(Stored items from a collection)

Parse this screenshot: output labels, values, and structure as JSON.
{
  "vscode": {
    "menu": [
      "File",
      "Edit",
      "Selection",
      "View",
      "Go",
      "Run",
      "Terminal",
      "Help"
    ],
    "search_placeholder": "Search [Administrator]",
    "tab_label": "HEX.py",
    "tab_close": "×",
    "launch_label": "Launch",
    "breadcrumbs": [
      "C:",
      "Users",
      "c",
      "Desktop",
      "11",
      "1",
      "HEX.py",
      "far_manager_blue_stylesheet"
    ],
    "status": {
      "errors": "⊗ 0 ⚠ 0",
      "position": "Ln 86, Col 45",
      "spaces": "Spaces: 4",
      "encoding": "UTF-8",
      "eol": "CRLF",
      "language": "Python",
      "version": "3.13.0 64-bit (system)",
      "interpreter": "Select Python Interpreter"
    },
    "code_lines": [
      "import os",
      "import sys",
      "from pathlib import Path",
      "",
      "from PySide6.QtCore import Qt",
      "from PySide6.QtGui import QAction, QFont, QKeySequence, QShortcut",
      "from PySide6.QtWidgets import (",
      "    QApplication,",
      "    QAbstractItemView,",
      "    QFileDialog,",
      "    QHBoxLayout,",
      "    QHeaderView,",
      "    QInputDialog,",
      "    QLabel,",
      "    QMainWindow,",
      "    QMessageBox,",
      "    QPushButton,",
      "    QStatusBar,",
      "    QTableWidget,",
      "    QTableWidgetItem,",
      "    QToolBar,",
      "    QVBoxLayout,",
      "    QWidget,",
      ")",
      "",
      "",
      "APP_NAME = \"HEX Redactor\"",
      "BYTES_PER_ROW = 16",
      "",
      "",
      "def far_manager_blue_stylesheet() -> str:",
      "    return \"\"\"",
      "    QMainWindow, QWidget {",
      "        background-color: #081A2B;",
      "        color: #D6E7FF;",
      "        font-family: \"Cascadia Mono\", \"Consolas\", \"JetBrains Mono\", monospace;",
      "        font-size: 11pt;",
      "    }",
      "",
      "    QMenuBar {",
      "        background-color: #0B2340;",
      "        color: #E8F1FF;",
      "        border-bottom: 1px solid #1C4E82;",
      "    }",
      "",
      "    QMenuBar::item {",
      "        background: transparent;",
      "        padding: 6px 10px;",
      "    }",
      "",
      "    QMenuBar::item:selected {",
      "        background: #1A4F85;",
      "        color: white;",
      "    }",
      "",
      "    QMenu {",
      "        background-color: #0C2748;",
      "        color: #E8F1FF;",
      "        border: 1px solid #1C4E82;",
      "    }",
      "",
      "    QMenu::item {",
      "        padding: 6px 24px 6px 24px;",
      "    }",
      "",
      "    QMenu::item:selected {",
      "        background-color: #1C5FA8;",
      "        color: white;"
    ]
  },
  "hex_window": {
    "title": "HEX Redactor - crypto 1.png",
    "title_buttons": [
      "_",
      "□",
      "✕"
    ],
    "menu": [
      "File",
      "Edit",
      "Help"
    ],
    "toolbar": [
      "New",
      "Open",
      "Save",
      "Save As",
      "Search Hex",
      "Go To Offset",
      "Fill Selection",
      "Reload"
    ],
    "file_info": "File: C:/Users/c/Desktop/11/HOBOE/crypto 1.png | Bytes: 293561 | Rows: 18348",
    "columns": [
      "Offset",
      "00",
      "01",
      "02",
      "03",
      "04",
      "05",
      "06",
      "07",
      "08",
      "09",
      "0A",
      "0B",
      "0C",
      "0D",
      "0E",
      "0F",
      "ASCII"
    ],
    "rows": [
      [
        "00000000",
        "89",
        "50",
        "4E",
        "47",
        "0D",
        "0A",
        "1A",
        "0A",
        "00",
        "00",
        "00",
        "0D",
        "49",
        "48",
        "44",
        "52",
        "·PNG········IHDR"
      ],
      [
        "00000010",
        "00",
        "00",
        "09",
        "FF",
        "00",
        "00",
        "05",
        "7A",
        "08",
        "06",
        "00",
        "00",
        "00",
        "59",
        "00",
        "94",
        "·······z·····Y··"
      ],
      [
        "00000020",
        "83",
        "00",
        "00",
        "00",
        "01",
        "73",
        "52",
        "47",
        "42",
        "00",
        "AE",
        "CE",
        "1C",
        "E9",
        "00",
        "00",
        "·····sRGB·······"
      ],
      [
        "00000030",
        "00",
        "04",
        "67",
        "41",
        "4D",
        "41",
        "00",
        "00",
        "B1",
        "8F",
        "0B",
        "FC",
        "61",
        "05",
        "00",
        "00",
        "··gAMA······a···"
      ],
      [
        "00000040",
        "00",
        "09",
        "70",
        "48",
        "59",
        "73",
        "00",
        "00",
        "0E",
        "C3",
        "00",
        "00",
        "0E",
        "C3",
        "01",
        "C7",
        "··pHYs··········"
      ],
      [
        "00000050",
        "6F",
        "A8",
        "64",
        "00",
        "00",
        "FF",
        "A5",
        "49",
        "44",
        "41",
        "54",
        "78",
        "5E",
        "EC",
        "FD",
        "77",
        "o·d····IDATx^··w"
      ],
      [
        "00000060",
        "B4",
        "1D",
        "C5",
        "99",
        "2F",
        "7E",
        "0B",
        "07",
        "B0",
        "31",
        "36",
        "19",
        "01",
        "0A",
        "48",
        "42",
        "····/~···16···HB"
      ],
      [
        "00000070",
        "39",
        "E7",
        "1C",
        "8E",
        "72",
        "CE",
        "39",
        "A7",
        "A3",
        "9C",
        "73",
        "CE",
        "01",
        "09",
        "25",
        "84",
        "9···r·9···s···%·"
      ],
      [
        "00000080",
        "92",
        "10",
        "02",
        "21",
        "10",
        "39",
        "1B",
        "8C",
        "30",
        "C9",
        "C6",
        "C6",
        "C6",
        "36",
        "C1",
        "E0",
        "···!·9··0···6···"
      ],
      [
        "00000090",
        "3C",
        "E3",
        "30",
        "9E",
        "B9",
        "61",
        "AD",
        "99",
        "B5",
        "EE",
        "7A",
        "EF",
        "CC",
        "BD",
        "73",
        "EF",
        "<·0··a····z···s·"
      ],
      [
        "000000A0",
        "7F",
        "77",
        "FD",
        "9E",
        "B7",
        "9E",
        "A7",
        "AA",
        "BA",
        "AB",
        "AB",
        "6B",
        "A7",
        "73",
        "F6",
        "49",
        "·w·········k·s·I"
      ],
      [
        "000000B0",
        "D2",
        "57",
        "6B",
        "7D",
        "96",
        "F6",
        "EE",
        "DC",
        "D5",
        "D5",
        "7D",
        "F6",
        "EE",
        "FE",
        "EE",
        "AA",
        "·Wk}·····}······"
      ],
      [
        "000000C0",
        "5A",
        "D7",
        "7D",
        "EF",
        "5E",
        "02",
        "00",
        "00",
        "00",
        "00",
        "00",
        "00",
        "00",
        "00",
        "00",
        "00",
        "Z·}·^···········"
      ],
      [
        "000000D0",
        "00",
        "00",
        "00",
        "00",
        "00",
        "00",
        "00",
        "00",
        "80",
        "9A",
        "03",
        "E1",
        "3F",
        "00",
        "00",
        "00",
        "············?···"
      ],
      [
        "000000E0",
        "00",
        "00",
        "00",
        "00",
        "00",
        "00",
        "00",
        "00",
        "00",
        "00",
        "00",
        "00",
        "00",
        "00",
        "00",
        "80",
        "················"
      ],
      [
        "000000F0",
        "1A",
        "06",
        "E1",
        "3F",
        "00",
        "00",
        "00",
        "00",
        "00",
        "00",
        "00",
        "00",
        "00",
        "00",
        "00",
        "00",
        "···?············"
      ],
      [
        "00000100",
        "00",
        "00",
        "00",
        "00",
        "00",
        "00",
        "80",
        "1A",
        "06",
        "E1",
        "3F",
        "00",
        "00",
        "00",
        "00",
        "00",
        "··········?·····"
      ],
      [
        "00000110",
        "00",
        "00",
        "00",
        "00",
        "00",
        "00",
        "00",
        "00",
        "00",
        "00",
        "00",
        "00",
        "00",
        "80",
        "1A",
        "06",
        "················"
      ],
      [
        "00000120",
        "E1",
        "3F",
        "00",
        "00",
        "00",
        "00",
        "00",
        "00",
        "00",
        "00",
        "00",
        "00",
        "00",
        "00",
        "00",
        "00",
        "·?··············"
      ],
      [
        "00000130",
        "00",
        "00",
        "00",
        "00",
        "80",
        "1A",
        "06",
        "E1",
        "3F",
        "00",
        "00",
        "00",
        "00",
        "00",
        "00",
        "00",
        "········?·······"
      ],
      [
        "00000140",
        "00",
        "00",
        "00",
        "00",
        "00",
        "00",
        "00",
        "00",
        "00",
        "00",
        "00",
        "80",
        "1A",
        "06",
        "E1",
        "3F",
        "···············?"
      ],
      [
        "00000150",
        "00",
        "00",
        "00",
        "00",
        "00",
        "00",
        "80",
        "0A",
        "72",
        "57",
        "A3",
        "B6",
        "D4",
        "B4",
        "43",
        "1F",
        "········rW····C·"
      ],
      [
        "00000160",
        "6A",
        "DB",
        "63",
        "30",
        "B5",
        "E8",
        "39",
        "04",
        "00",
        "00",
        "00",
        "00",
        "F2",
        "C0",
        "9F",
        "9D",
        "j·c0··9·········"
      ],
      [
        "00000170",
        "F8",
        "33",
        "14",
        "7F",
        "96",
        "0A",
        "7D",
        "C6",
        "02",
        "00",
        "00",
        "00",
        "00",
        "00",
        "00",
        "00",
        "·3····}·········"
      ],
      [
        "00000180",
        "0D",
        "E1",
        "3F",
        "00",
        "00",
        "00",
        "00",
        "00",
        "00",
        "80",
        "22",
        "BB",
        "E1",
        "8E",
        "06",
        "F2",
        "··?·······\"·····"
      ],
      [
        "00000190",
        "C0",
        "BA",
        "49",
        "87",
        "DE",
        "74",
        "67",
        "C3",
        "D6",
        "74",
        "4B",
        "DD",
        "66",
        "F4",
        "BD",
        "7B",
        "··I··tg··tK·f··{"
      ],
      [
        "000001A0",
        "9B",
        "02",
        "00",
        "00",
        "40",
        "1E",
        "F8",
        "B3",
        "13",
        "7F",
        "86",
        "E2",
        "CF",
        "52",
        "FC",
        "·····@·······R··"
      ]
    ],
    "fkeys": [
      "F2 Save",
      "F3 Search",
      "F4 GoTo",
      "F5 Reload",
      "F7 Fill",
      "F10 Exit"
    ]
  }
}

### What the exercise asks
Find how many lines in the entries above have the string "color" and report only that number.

### Exercise response
9